However, US officials and those involved in the talks between Tehran and Washington have denied this claim.
Head of Iran Medical Council Warned Against Emigration of Physicians And Workers to Neighboring Countries
Social and economic pressures are forcing Iranian workers to emigrate from the country in search of a better life.
Recently, Chief of the Iran Medical Council Mohammad Raiszadeh at the annual convention of general surgeons warned about the emigration of physicians to other countries, urging that this trend will harm public health in the future.
Earlier, the Iranian Association of Surgeons President Iraj Fazel too had underscored that the wave of migration cannot be ignored. Any physician or surgeon who leaves the country is a huge loss, he added.
Recently, 29 members of the scientific board of the medical group issued a statement in objection to the expulsion and forced retirement of experienced professors. They warned against the harmful consequences of such measures on the education of medical students.
“Removing professors” is a part of the Iranian establishment’s policy to confront those physicians who took a stand against the government during the nationwide protests after the death of Mahsa Amini in the custody Iran’s so-called morality police.
In the meantime, it has been reported that low wages and inflation have led to an increase in low-paid jobs and migration resulting in a shortage of workers in certain provinces of Iran.
The gap between wages and the cost of living has widened in recent years, with workers repeatedly calling for this issue to be addressed by Iranian officials.
However, as the government and employers are not willing to take any measures in this regard, a number of workers have turned to low-paid jobs, while some workers have fled the country in search of better, well-paid jobs in regional countries.
It is reported that the main cause of the shortage of workers and professionals in some provinces is due to increasing levels of migration as Iranians seek better opportunities in regional countries such as Iraq and Pakistan where they are paid in dollars.
Liquidity Increases to 6.7 Trillion Tomans Amid Rise in Government Debts
The new statistics of Iran’s Central Bank show a 27.5% increase in liquidity last month compared to the same period last year, reaching 6.694 trillion tomans.
On Saturday, the Central Bank pointed to the growth in liquidity, without mentioning the amount. Nonetheless, in comparison to last year’s Central Bank statistics, liquidity has reached 6.7 trillion tomans.
Liquidity is the most important factor in causing inflation.
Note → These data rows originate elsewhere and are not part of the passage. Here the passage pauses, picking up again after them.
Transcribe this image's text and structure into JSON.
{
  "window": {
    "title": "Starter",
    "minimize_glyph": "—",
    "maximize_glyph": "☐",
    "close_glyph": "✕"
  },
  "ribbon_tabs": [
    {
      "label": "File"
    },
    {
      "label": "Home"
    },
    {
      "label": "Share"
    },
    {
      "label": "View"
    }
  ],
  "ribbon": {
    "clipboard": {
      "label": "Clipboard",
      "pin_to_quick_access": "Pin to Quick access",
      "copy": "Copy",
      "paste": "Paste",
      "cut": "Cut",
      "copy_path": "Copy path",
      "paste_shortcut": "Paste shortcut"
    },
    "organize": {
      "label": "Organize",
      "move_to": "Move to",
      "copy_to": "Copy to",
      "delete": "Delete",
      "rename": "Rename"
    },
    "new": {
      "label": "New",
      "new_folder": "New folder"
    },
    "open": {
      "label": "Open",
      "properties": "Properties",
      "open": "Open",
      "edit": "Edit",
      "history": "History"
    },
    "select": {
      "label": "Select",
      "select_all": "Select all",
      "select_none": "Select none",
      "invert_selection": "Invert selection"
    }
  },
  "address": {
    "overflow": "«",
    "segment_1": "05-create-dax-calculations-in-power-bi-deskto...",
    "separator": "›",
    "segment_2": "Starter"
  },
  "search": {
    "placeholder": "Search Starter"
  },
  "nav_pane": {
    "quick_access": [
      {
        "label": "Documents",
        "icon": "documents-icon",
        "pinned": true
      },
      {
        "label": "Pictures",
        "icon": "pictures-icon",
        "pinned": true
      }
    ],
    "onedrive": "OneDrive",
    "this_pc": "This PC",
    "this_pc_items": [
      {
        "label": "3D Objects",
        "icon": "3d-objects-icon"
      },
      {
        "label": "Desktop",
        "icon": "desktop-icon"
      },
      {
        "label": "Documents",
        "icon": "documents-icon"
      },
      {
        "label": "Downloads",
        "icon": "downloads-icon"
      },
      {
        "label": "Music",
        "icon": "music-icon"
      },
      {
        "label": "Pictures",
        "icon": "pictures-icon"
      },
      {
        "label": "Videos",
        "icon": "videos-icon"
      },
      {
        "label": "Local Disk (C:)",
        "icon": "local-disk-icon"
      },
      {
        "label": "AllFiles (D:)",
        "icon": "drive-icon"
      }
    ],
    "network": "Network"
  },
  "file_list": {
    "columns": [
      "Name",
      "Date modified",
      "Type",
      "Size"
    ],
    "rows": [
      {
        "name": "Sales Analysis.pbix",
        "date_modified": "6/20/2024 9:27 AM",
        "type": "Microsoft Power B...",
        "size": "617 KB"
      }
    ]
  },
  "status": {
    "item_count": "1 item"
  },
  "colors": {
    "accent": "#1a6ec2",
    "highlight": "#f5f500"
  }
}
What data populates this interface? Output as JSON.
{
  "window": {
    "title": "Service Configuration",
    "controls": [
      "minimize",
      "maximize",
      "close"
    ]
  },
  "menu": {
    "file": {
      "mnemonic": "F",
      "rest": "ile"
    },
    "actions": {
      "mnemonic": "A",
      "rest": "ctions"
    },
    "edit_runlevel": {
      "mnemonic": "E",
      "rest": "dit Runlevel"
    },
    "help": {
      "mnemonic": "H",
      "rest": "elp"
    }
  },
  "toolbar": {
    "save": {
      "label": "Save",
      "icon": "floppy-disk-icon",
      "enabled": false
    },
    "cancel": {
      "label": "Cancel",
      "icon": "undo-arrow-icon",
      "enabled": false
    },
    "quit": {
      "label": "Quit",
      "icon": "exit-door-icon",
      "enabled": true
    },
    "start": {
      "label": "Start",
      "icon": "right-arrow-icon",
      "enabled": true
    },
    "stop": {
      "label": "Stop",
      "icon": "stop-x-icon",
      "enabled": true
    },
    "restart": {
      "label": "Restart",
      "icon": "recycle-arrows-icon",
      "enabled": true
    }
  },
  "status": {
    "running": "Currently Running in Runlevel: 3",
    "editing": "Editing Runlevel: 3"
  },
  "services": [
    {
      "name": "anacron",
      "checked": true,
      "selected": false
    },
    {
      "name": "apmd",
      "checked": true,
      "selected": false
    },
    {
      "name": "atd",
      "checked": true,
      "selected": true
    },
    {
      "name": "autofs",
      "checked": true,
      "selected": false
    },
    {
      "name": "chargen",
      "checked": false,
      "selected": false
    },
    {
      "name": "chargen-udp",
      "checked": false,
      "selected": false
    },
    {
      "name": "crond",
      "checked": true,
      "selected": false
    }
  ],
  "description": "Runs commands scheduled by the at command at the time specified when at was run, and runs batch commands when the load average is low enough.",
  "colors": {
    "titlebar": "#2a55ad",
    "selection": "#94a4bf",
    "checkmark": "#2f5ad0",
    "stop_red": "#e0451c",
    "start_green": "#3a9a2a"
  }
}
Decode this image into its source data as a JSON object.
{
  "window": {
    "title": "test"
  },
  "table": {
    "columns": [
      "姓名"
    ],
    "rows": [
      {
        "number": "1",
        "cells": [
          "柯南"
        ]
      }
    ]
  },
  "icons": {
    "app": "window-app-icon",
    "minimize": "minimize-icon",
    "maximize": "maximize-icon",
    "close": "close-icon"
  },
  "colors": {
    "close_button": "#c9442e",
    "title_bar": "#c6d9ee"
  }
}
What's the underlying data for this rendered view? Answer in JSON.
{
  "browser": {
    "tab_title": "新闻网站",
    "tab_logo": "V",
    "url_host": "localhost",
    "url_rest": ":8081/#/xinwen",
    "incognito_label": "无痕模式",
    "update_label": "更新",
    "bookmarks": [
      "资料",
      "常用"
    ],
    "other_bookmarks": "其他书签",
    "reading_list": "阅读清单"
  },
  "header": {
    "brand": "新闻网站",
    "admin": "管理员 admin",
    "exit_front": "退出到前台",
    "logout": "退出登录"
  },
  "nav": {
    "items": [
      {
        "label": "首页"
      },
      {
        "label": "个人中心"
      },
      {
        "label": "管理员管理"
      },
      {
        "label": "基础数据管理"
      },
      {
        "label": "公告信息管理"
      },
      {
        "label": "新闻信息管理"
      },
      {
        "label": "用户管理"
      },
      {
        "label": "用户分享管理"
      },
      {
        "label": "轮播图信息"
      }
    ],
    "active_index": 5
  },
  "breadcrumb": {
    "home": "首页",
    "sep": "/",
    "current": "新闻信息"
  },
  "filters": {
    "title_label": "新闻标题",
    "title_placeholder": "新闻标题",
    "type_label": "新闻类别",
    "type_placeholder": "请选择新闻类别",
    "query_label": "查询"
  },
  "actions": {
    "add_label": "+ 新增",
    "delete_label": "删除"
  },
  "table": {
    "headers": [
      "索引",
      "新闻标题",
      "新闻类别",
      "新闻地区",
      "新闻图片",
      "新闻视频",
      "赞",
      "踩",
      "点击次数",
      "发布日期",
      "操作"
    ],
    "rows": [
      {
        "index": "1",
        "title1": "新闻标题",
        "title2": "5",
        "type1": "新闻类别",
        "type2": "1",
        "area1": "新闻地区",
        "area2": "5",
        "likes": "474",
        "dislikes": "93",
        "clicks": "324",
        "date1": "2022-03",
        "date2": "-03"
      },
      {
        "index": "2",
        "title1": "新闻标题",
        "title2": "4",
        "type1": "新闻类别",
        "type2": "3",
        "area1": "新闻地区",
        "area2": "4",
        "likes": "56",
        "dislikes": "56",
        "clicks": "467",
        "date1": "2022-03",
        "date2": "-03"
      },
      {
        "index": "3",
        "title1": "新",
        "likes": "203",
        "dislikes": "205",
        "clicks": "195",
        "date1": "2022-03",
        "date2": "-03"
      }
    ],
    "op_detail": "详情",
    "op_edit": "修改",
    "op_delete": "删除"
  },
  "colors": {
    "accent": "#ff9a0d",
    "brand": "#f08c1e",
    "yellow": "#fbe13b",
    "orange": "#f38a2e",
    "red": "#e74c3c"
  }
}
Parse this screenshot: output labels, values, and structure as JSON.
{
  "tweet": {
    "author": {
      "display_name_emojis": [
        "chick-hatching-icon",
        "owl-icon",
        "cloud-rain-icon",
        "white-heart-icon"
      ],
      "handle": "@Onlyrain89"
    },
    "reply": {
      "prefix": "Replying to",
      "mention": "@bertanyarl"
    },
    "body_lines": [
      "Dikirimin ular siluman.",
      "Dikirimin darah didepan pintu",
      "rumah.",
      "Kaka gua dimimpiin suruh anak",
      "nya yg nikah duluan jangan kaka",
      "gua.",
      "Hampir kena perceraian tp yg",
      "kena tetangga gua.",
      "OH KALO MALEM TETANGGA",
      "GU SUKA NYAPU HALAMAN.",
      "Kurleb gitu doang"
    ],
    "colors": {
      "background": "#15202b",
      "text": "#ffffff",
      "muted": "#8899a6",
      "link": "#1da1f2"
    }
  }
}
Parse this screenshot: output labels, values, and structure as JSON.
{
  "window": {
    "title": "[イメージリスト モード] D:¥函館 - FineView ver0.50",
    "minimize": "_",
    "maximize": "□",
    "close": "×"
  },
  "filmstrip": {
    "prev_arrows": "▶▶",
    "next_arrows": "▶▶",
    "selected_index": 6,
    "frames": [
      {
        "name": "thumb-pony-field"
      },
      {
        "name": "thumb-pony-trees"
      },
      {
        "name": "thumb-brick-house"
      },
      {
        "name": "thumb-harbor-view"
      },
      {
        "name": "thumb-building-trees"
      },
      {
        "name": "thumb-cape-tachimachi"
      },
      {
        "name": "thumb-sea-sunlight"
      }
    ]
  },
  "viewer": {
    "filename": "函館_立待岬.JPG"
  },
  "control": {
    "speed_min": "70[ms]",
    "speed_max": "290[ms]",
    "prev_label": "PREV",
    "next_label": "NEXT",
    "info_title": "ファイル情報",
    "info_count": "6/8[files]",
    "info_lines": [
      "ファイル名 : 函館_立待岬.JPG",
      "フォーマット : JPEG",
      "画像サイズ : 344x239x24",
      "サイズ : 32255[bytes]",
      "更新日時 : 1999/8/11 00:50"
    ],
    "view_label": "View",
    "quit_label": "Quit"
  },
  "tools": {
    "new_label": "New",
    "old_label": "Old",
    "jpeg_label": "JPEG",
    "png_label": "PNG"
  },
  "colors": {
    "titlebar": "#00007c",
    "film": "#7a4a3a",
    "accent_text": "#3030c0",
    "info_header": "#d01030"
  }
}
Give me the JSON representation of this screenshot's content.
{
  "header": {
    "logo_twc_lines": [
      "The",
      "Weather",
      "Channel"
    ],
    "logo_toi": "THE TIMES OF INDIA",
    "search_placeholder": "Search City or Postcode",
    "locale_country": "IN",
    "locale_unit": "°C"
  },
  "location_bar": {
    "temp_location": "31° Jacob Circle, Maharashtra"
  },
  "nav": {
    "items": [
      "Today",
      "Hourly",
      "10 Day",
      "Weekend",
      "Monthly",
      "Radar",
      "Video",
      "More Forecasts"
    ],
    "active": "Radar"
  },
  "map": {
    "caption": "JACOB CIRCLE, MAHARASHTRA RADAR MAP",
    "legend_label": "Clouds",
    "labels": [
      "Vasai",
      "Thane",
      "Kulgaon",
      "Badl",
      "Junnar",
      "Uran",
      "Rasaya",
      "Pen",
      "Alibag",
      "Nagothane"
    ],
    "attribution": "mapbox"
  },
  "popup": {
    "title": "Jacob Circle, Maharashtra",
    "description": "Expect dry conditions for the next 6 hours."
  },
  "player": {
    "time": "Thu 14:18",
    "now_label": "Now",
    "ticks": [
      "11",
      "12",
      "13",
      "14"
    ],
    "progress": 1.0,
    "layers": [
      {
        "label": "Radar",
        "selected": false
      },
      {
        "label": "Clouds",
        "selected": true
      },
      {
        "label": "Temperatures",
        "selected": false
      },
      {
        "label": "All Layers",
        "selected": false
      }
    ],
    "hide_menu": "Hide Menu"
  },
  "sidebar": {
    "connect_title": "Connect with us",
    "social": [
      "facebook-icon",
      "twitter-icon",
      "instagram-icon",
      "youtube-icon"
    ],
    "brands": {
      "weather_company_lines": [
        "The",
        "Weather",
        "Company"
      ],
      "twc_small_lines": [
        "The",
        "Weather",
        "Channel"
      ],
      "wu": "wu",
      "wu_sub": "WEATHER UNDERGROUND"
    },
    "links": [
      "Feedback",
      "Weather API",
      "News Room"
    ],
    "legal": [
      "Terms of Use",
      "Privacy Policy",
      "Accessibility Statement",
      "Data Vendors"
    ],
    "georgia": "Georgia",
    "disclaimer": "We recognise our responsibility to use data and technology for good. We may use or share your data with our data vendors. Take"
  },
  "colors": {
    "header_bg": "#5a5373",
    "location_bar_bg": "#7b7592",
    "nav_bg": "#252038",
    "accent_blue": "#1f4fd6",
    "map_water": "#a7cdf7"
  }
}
The World Bank’s recent report shows that— after Venezuela, Lebanon, Zimbabwe and Argentina — Iran has the highest inflation rate in food items in the world.
The World Bank’s updated statistics regarding food inflation show that food inflation in Iran was 78% in May 2023.
Since Ebrahim Raisi’s government has taken office, Iran’s liquidity has grown more than 70%.
The main cause of the growth in liquidity is the government borrowing from the country’s banks and other financial institutions to cover its budget deficit, as well as forcing the Central Bank to print fiat money to pay the government’s debts.
According to IMF estimates, Iran’s liquidity is expected to increase by 38% this year, with government debts reaching one third of GDP, tantamount to $118 billion.
This huge amount of debt is equal to four years of the government’s public budget, and it is not clear how the Iranian government is going to pay its debts back.
During his election campaign, Raisi promised to contain the government’s debts, halt the excessive printing of money and lower the inflation rate while preserving the value of the national currency.
Since Raisi’s government took office two years ago, the value of Iran’s national currency has dropped to less than half.